If higher education is critical to Missouri’s economic future, which the Governor has said it is, then threatening support for higher education is bad public policy.
Private colleges and universities, like William Woods, provide an enormous public good at no public cost. If all of the students attending independent colleges moved over to the public sector it would cost state taxpayers more than $700 million. It would be a tremendous burden to our already financially drained state to shift the approximately 15,550 students who attend private institutions to the public sector.
Beyond the Governor’s proposal, the House Budget Committee is considering slashing $13 million in funding from Access Missouri. Since the legislature has chosen not to raise Access Missouri funding since its inception three years ago and more people are qualifying for scholarships funds every year, this action would be devastating to our students as well.
Many students are not going to be able to borrow their way out of this predicament. They are already borrowing the maximum in federally subsidized loans. Private loans are difficult to obtain due to the banking crisis.
Private and public college presidents have come together to speak out about the importance of state financial aid programs like Access Missouri and Bright Flight. Leaders of the public and private sectors agree that aid should be predictable and not subject to annual political threats. They also agree that state aid should be portable and allow students to choose the institution right for them—public or private.
The higher education community is united in acting to prevent the drastic cuts to financial aid programs that will only harm Missouri’s future.
We need you to take action NOW to protect this need-based financial aid money our students receive.
Please help us save state-funded scholarships by doing the following:
*Let the Governor know you oppose his proposal to eliminate financial aid for Missouri students attending private colleges and universities. Contact Governor Jay Nixon’s office by calling 573-751-3222 or e-mailing him at http://governor.mo.gov/constituents/
*Contact your State Senator and State Representative and ask them to support state-funded financial aid for eligible Missouri students attending private colleges and universities.

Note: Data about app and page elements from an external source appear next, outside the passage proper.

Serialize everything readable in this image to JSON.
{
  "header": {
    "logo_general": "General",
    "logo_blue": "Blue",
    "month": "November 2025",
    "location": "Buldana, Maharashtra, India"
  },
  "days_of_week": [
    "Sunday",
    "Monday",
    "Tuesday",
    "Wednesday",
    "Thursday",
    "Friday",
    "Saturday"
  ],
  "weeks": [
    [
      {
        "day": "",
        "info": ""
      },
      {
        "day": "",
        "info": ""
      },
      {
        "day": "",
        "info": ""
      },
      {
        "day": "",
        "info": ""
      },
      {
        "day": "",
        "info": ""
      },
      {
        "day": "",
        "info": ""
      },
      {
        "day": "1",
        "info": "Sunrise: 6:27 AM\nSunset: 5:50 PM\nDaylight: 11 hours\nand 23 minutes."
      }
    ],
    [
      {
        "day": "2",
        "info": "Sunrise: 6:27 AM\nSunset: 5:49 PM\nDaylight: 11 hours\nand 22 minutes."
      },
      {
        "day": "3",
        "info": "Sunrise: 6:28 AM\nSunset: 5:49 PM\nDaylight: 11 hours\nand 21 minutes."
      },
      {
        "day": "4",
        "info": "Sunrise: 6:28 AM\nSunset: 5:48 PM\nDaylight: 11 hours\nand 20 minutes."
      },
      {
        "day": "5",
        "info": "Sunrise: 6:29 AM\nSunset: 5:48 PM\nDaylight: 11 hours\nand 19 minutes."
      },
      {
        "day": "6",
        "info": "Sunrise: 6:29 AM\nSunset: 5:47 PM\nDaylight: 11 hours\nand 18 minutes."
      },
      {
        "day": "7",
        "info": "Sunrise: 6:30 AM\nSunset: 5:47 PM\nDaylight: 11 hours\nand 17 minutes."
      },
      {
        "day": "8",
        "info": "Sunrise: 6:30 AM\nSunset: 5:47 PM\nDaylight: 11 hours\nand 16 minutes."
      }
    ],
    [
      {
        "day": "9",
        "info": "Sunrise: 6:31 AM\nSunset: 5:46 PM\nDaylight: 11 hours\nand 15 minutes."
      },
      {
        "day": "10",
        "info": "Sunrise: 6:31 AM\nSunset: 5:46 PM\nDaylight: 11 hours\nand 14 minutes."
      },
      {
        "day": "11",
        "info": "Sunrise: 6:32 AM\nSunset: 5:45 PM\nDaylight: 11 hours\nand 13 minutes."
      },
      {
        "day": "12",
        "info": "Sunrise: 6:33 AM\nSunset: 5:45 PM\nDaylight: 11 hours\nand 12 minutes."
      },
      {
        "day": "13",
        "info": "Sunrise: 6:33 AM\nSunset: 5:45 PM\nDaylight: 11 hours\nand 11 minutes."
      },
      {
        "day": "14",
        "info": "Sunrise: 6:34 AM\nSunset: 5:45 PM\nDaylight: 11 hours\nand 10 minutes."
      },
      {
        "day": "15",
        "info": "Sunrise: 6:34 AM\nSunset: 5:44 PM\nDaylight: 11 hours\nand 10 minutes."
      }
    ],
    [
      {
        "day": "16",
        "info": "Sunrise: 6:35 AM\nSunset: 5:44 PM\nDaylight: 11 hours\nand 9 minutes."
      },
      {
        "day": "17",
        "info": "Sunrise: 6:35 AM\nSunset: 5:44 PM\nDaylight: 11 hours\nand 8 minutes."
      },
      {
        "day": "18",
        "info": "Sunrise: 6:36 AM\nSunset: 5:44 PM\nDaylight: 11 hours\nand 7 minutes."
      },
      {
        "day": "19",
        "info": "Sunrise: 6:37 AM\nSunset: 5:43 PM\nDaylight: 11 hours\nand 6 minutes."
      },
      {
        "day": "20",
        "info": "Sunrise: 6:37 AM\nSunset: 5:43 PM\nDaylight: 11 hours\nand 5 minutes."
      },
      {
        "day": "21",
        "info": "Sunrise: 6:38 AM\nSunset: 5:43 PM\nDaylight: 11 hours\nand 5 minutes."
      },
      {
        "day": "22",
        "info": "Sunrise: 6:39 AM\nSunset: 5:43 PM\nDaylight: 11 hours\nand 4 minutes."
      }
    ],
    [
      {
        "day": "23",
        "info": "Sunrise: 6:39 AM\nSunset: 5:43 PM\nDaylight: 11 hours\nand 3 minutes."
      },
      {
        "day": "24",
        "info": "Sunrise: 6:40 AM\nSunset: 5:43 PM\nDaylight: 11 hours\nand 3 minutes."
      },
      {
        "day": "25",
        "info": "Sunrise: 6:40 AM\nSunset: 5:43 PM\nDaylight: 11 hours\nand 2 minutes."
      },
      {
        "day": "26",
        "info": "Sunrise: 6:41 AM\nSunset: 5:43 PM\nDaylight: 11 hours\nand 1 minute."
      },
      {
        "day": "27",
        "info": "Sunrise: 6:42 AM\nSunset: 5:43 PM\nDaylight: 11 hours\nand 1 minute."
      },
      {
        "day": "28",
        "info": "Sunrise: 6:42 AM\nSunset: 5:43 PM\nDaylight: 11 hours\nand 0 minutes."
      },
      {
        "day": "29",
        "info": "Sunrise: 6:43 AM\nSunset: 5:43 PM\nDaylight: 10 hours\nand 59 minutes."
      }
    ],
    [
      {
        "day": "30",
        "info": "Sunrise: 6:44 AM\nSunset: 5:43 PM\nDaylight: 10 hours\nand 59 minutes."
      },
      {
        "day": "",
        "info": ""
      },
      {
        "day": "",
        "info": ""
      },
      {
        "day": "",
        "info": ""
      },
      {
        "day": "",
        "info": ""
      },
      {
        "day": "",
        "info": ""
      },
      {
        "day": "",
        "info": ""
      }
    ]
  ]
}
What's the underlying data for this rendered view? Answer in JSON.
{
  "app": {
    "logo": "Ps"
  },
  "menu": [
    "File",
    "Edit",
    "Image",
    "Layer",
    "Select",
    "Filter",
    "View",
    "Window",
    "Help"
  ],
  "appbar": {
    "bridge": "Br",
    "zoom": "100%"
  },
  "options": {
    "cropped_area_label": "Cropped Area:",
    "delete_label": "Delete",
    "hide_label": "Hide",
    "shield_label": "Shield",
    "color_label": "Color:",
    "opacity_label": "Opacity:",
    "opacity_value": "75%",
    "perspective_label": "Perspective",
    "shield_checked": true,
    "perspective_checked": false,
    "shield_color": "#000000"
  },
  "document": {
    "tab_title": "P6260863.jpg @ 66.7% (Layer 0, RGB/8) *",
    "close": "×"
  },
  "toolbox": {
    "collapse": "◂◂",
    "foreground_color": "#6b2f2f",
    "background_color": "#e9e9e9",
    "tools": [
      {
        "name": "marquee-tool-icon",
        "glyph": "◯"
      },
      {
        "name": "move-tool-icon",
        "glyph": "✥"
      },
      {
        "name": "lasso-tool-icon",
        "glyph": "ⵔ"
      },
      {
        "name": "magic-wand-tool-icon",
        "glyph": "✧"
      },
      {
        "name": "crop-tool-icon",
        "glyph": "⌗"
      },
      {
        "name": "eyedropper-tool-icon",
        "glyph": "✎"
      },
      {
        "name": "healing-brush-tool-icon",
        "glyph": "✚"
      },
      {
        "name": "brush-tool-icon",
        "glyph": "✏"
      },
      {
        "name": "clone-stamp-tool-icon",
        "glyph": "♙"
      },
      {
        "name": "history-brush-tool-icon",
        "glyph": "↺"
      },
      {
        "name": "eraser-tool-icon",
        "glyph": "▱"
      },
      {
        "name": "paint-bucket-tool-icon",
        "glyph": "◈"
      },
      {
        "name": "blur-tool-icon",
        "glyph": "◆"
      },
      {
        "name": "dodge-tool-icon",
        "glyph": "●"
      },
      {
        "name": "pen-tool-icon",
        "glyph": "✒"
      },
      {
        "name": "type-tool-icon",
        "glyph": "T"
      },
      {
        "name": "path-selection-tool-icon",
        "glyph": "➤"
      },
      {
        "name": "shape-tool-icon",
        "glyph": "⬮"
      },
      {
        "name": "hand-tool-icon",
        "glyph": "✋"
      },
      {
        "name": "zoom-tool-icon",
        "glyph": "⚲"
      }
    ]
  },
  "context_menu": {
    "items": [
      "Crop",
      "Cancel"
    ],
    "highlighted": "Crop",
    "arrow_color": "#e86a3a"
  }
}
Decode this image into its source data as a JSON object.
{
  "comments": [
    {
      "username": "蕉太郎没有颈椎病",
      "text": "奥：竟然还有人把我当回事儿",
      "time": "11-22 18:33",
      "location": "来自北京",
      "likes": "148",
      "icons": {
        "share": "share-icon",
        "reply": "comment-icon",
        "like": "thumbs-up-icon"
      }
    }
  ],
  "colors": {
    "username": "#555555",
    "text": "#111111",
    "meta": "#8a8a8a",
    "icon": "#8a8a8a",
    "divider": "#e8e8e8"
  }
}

If you are unsure who they are, you can find them at http://www.keepmeincollege.org/leg_lookup.html.
Your voice does make a difference. Please contact